**TASK GOAL**: Keep the pictures out. Copy every line of the listing exactly.

Start of Block

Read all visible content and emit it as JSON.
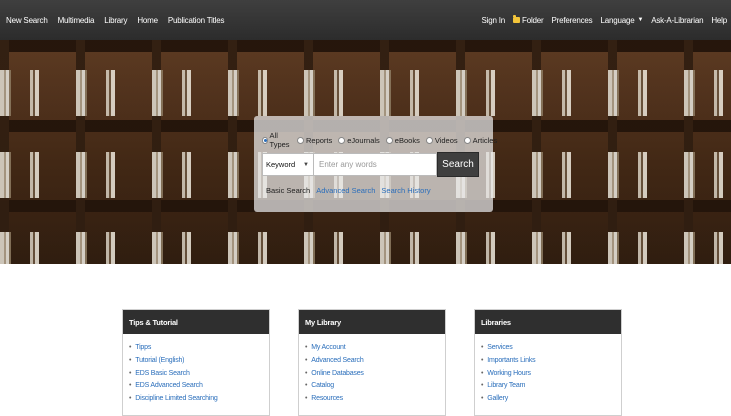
{
  "nav": {
    "left": [
      "New Search",
      "Multimedia",
      "Library",
      "Home",
      "Publication Titles"
    ],
    "sign_in": "Sign In",
    "folder": "Folder",
    "preferences": "Preferences",
    "language": "Language",
    "ask_librarian": "Ask-A-Librarian",
    "help": "Help"
  },
  "search": {
    "types": [
      {
        "label": "All Types",
        "selected": true
      },
      {
        "label": "Reports",
        "selected": false
      },
      {
        "label": "eJournals",
        "selected": false
      },
      {
        "label": "eBooks",
        "selected": false
      },
      {
        "label": "Videos",
        "selected": false
      },
      {
        "label": "Articles",
        "selected": false
      }
    ],
    "field": "Keyword",
    "placeholder": "Enter any words",
    "button": "Search",
    "basic_search": "Basic Search",
    "advanced_search": "Advanced Search",
    "search_history": "Search History"
  },
  "cards": [
    {
      "title": "Tips & Tutorial",
      "items": [
        "Tipps",
        "Tutorial (English)",
        "EDS Basic Search",
        "EDS Advanced Search",
        "Discipline Limited Searching"
      ]
    },
    {
      "title": "My Library",
      "items": [
        "My Account",
        "Advanced Search",
        "Online Databases",
        "Catalog",
        "Resources"
      ]
    },
    {
      "title": "Libraries",
      "items": [
        "Services",
        "Importants Links",
        "Working Hours",
        "Library Team",
        "Gallery"
      ]
    }
  ],
  "colors": {
    "accent": "#2a6ebb",
    "topbar": "#333333",
    "folder": "#f3c53a"
  }
}
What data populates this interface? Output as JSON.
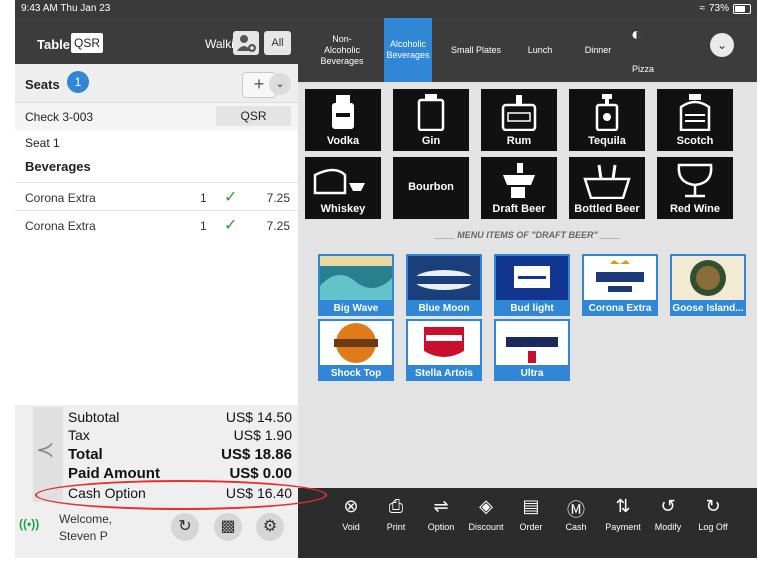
{
  "status_bar": {
    "time": "9:43 AM  Thu Jan 23",
    "battery": "73%"
  },
  "order": {
    "table_label": "Table",
    "table_value": "QSR",
    "guest_type": "Walkin",
    "all_label": "All",
    "seats_label": "Seats",
    "seat_count": "1",
    "check_label": "Check 3-003",
    "check_type": "QSR",
    "seat_header": "Seat 1",
    "category_header": "Beverages",
    "items": [
      {
        "name": "Corona Extra",
        "qty": "1",
        "price": "7.25"
      },
      {
        "name": "Corona Extra",
        "qty": "1",
        "price": "7.25"
      }
    ]
  },
  "totals": {
    "subtotal_label": "Subtotal",
    "subtotal": "US$ 14.50",
    "tax_label": "Tax",
    "tax": "US$ 1.90",
    "total_label": "Total",
    "total": "US$ 18.86",
    "paid_label": "Paid Amount",
    "paid": "US$ 0.00",
    "cash_label": "Cash Option",
    "cash": "US$ 16.40"
  },
  "footer": {
    "welcome_line1": "Welcome,",
    "welcome_line2": "Steven P"
  },
  "categories": [
    {
      "line1": "Non-",
      "line2": "Alcoholic",
      "line3": "Beverages"
    },
    {
      "line1": "Alcoholic",
      "line2": "Beverages"
    },
    {
      "line1": "Small Plates"
    },
    {
      "line1": "Lunch"
    },
    {
      "line1": "Dinner"
    }
  ],
  "pizza_label": "Pizza",
  "spirits": [
    "Vodka",
    "Gin",
    "Rum",
    "Tequila",
    "Scotch",
    "Whiskey",
    "Bourbon",
    "Draft Beer",
    "Bottled Beer",
    "Red Wine"
  ],
  "section_label": "____ MENU ITEMS OF \"DRAFT BEER\" ____",
  "beers": [
    "Big Wave",
    "Blue Moon",
    "Bud light",
    "Corona Extra",
    "Goose Island...",
    "Shock Top",
    "Stella Artois",
    "Ultra"
  ],
  "actions": [
    "Void",
    "Print",
    "Option",
    "Discount",
    "Order",
    "Cash",
    "Payment",
    "Modify",
    "Log Off"
  ],
  "colors": {
    "accent": "#2f87d6",
    "highlight": "#e53030",
    "check": "#2ca02c"
  }
}
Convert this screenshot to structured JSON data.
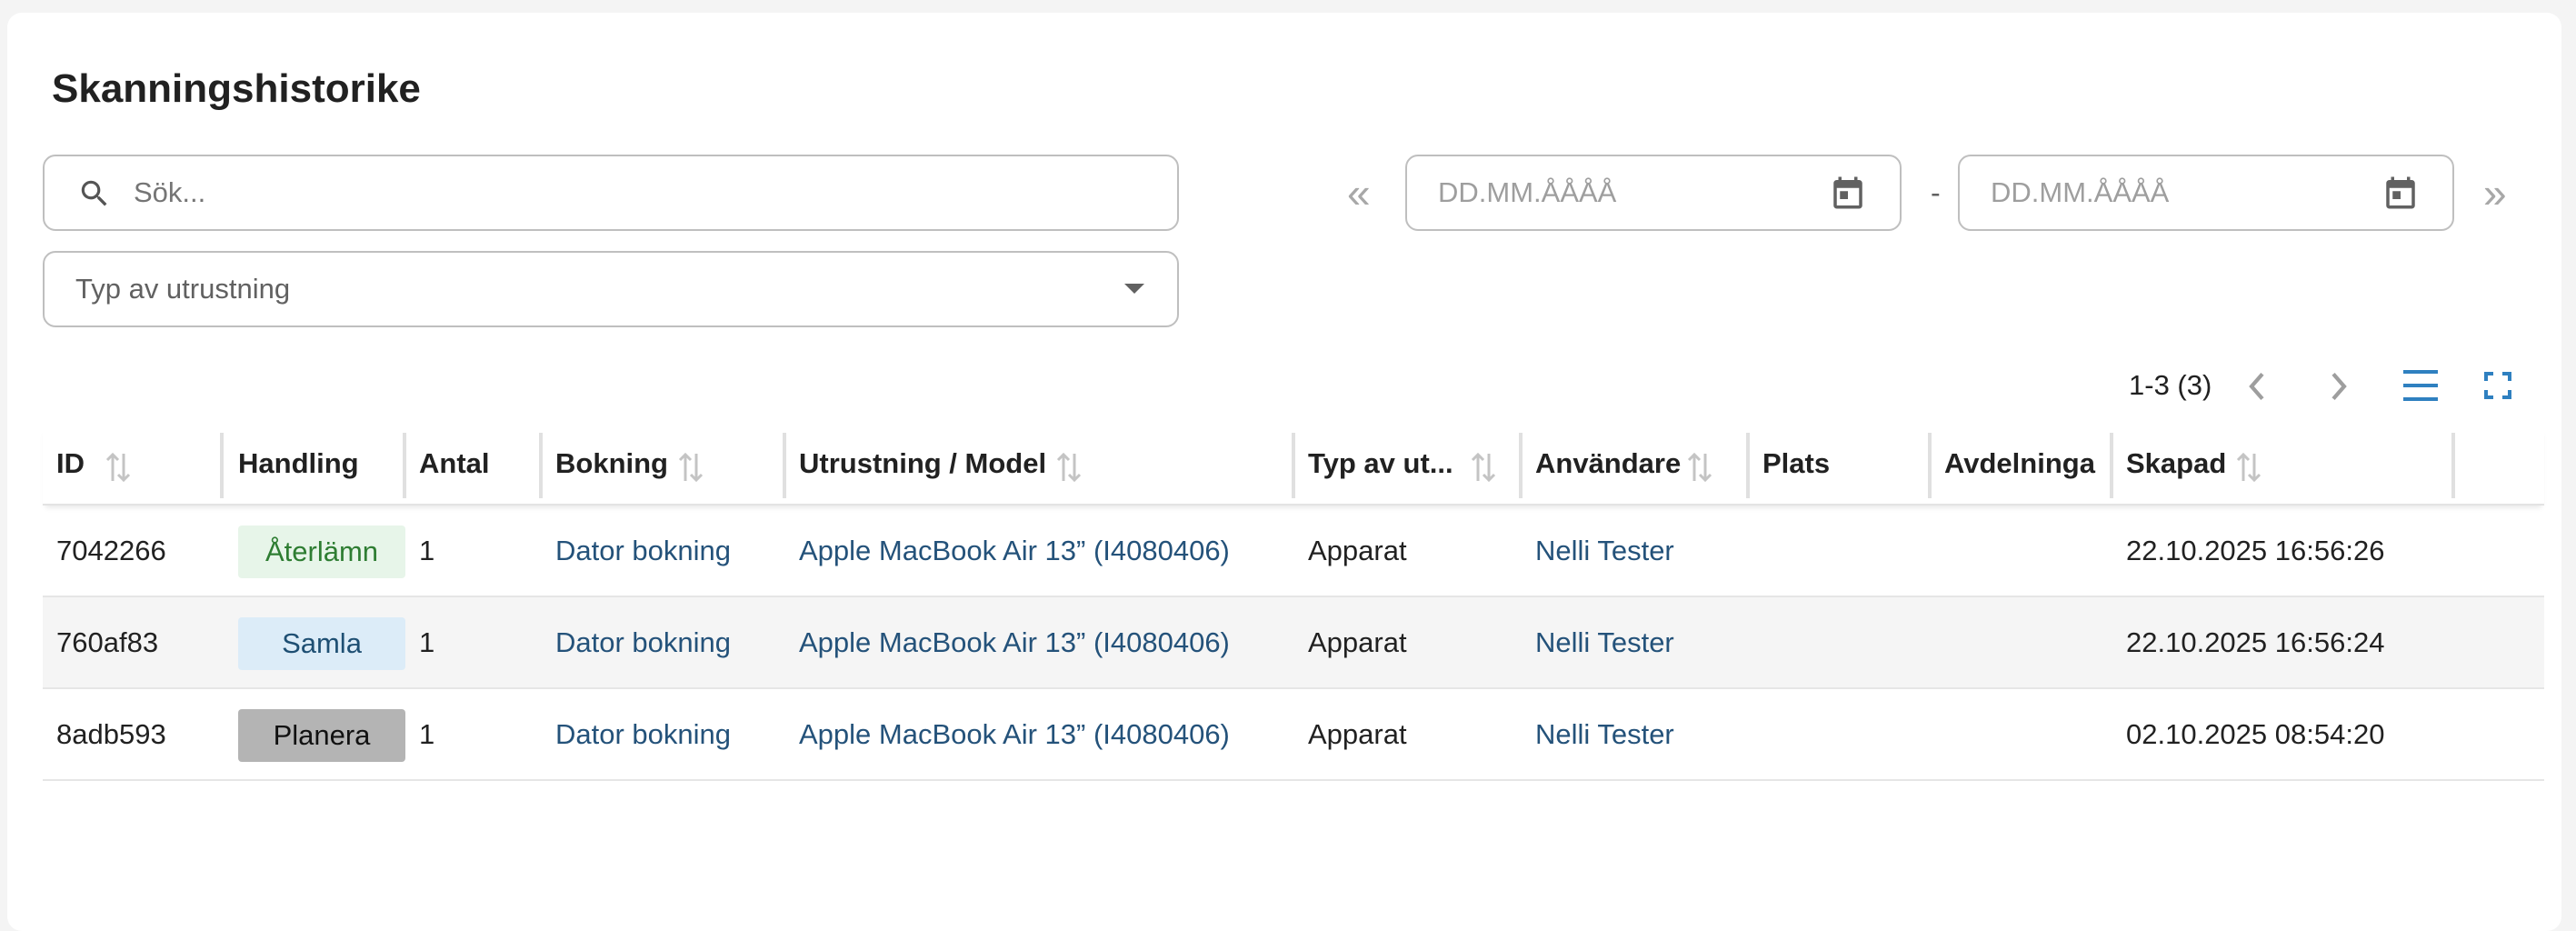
{
  "page": {
    "title": "Skanningshistorike"
  },
  "filters": {
    "search_placeholder": "Sök...",
    "equipment_type_placeholder": "Typ av utrustning",
    "date_from_placeholder": "DD.MM.ÅÅÅÅ",
    "date_to_placeholder": "DD.MM.ÅÅÅÅ",
    "date_separator": "-",
    "prev_range_glyph": "«",
    "next_range_glyph": "»"
  },
  "pagination": {
    "range_text": "1-3 (3)"
  },
  "table": {
    "columns": [
      "ID",
      "Handling",
      "Antal",
      "Bokning",
      "Utrustning / Model",
      "Typ av ut...",
      "Användare",
      "Plats",
      "Avdelninga",
      "Skapad"
    ],
    "rows": [
      {
        "id": "7042266",
        "action": "Återlämn",
        "action_color": "#e7f5e9",
        "count": "1",
        "booking": "Dator bokning",
        "equipment": "Apple MacBook Air 13” (I4080406)",
        "type": "Apparat",
        "user": "Nelli Tester",
        "place": "",
        "department": "",
        "created": "22.10.2025 16:56:26"
      },
      {
        "id": "760af83",
        "action": "Samla",
        "action_color": "#dcecf8",
        "count": "1",
        "booking": "Dator bokning",
        "equipment": "Apple MacBook Air 13” (I4080406)",
        "type": "Apparat",
        "user": "Nelli Tester",
        "place": "",
        "department": "",
        "created": "22.10.2025 16:56:24"
      },
      {
        "id": "8adb593",
        "action": "Planera",
        "action_color": "#b4b4b4",
        "count": "1",
        "booking": "Dator bokning",
        "equipment": "Apple MacBook Air 13” (I4080406)",
        "type": "Apparat",
        "user": "Nelli Tester",
        "place": "",
        "department": "",
        "created": "02.10.2025 08:54:20"
      }
    ]
  },
  "colors": {
    "link": "#24527a",
    "accent": "#2f80c0"
  },
  "icons": [
    "search-icon",
    "chevron-down-icon",
    "calendar-icon",
    "double-chevron-left-icon",
    "double-chevron-right-icon",
    "chevron-left-icon",
    "chevron-right-icon",
    "list-view-icon",
    "fullscreen-icon",
    "sort-icon"
  ]
}
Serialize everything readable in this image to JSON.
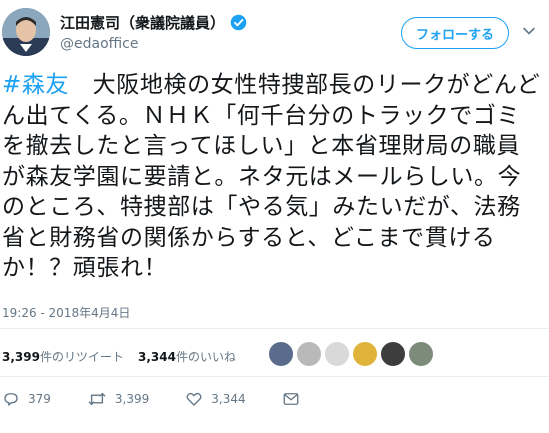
{
  "author": {
    "name": "江田憲司（衆議院議員）",
    "handle": "@edaoffice"
  },
  "follow_label": "フォローする",
  "tweet": {
    "hashtag": "#森友",
    "body": "　大阪地検の女性特捜部長のリークがどんどん出てくる。ＮＨＫ「何千台分のトラックでゴミを撤去したと言ってほしい」と本省理財局の職員が森友学園に要請と。ネタ元はメールらしい。今のところ、特捜部は「やる気」みたいだが、法務省と財務省の関係からすると、どこまで貫けるか！？頑張れ！",
    "timestamp": "19:26 - 2018年4月4日"
  },
  "stats": {
    "retweets_count": "3,399",
    "retweets_label": "件のリツイート",
    "likes_count": "3,344",
    "likes_label": "件のいいね"
  },
  "actions": {
    "reply_count": "379",
    "retweet_count": "3,399",
    "like_count": "3,344"
  },
  "colors": {
    "accent": "#1da1f2",
    "secondary_text": "#657786",
    "divider": "#e6ecf0"
  }
}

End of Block

**RESPONSE TO THIS TASK**:
Read all visible content and emit it as JSON.
{
  "nav": {
    "left": [
      "New Search",
      "Multimedia",
      "Library",
      "Home",
      "Publication Titles"
    ],
    "sign_in": "Sign In",
    "folder": "Folder",
    "preferences": "Preferences",
    "language": "Language",
    "ask_librarian": "Ask-A-Librarian",
    "help": "Help"
  },
  "search": {
    "types": [
      {
        "label": "All Types",
        "selected": true
      },
      {
        "label": "Reports",
        "selected": false
      },
      {
        "label": "eJournals",
        "selected": false
      },
      {
        "label": "eBooks",
        "selected": false
      },
      {
        "label": "Videos",
        "selected": false
      },
      {
        "label": "Articles",
        "selected": false
      }
    ],
    "field": "Keyword",
    "placeholder": "Enter any words",
    "button": "Search",
    "basic_search": "Basic Search",
    "advanced_search": "Advanced Search",
    "search_history": "Search History"
  },
  "cards": [
    {
      "title": "Tips & Tutorial",
      "items": [
        "Tipps",
        "Tutorial (English)",
        "EDS Basic Search",
        "EDS Advanced Search",
        "Discipline Limited Searching"
      ]
    },
    {
      "title": "My Library",
      "items": [
        "My Account",
        "Advanced Search",
        "Online Databases",
        "Catalog",
        "Resources"
      ]
    },
    {
      "title": "Libraries",
      "items": [
        "Services",
        "Importants Links",
        "Working Hours",
        "Library Team",
        "Gallery"
      ]
    }
  ],
  "colors": {
    "accent": "#2a6ebb",
    "topbar": "#333333",
    "folder": "#f3c53a"
  }
}
What data populates this interface? Output as JSON.
{
  "status_bar": {
    "time": "9:43 AM  Thu Jan 23",
    "battery": "73%"
  },
  "order": {
    "table_label": "Table",
    "table_value": "QSR",
    "guest_type": "Walkin",
    "all_label": "All",
    "seats_label": "Seats",
    "seat_count": "1",
    "check_label": "Check 3-003",
    "check_type": "QSR",
    "seat_header": "Seat 1",
    "category_header": "Beverages",
    "items": [
      {
        "name": "Corona Extra",
        "qty": "1",
        "price": "7.25"
      },
      {
        "name": "Corona Extra",
        "qty": "1",
        "price": "7.25"
      }
    ]
  },
  "totals": {
    "subtotal_label": "Subtotal",
    "subtotal": "US$ 14.50",
    "tax_label": "Tax",
    "tax": "US$ 1.90",
    "total_label": "Total",
    "total": "US$ 18.86",
    "paid_label": "Paid Amount",
    "paid": "US$ 0.00",
    "cash_label": "Cash Option",
    "cash": "US$ 16.40"
  },
  "footer": {
    "welcome_line1": "Welcome,",
    "welcome_line2": "Steven P"
  },
  "categories": [
    {
      "line1": "Non-",
      "line2": "Alcoholic",
      "line3": "Beverages"
    },
    {
      "line1": "Alcoholic",
      "line2": "Beverages"
    },
    {
      "line1": "Small Plates"
    },
    {
      "line1": "Lunch"
    },
    {
      "line1": "Dinner"
    }
  ],
  "pizza_label": "Pizza",
  "spirits": [
    "Vodka",
    "Gin",
    "Rum",
    "Tequila",
    "Scotch",
    "Whiskey",
    "Bourbon",
    "Draft Beer",
    "Bottled Beer",
    "Red Wine"
  ],
  "section_label": "____ MENU ITEMS OF \"DRAFT BEER\" ____",
  "beers": [
    "Big Wave",
    "Blue Moon",
    "Bud light",
    "Corona Extra",
    "Goose Island...",
    "Shock Top",
    "Stella Artois",
    "Ultra"
  ],
  "actions": [
    "Void",
    "Print",
    "Option",
    "Discount",
    "Order",
    "Cash",
    "Payment",
    "Modify",
    "Log Off"
  ],
  "colors": {
    "accent": "#2f87d6",
    "highlight": "#e53030",
    "check": "#2ca02c"
  }
}
Convert this screenshot to structured JSON data.
{
  "page": {
    "title": "Skanningshistorike"
  },
  "filters": {
    "search_placeholder": "Sök...",
    "equipment_type_placeholder": "Typ av utrustning",
    "date_from_placeholder": "DD.MM.ÅÅÅÅ",
    "date_to_placeholder": "DD.MM.ÅÅÅÅ",
    "date_separator": "-",
    "prev_range_glyph": "«",
    "next_range_glyph": "»"
  },
  "pagination": {
    "range_text": "1-3 (3)"
  },
  "table": {
    "columns": [
      "ID",
      "Handling",
      "Antal",
      "Bokning",
      "Utrustning / Model",
      "Typ av ut...",
      "Användare",
      "Plats",
      "Avdelninga",
      "Skapad"
    ],
    "rows": [
      {
        "id": "7042266",
        "action": "Återlämn",
        "action_color": "#e7f5e9",
        "count": "1",
        "booking": "Dator bokning",
        "equipment": "Apple MacBook Air 13” (I4080406)",
        "type": "Apparat",
        "user": "Nelli Tester",
        "place": "",
        "department": "",
        "created": "22.10.2025 16:56:26"
      },
      {
        "id": "760af83",
        "action": "Samla",
        "action_color": "#dcecf8",
        "count": "1",
        "booking": "Dator bokning",
        "equipment": "Apple MacBook Air 13” (I4080406)",
        "type": "Apparat",
        "user": "Nelli Tester",
        "place": "",
        "department": "",
        "created": "22.10.2025 16:56:24"
      },
      {
        "id": "8adb593",
        "action": "Planera",
        "action_color": "#b4b4b4",
        "count": "1",
        "booking": "Dator bokning",
        "equipment": "Apple MacBook Air 13” (I4080406)",
        "type": "Apparat",
        "user": "Nelli Tester",
        "place": "",
        "department": "",
        "created": "02.10.2025 08:54:20"
      }
    ]
  },
  "colors": {
    "link": "#24527a",
    "accent": "#2f80c0"
  },
  "icons": [
    "search-icon",
    "chevron-down-icon",
    "calendar-icon",
    "double-chevron-left-icon",
    "double-chevron-right-icon",
    "chevron-left-icon",
    "chevron-right-icon",
    "list-view-icon",
    "fullscreen-icon",
    "sort-icon"
  ]
}
Serialize everything readable in this image to JSON.
{
  "author": {
    "name": "江田憲司（衆議院議員）",
    "handle": "@edaoffice"
  },
  "follow_label": "フォローする",
  "tweet": {
    "hashtag": "#森友",
    "body": "　大阪地検の女性特捜部長のリークがどんどん出てくる。ＮＨＫ「何千台分のトラックでゴミを撤去したと言ってほしい」と本省理財局の職員が森友学園に要請と。ネタ元はメールらしい。今のところ、特捜部は「やる気」みたいだが、法務省と財務省の関係からすると、どこまで貫けるか！？頑張れ！",
    "timestamp": "19:26 - 2018年4月4日"
  },
  "stats": {
    "retweets_count": "3,399",
    "retweets_label": "件のリツイート",
    "likes_count": "3,344",
    "likes_label": "件のいいね"
  },
  "actions": {
    "reply_count": "379",
    "retweet_count": "3,399",
    "like_count": "3,344"
  },
  "colors": {
    "accent": "#1da1f2",
    "secondary_text": "#657786",
    "divider": "#e6ecf0"
  }
}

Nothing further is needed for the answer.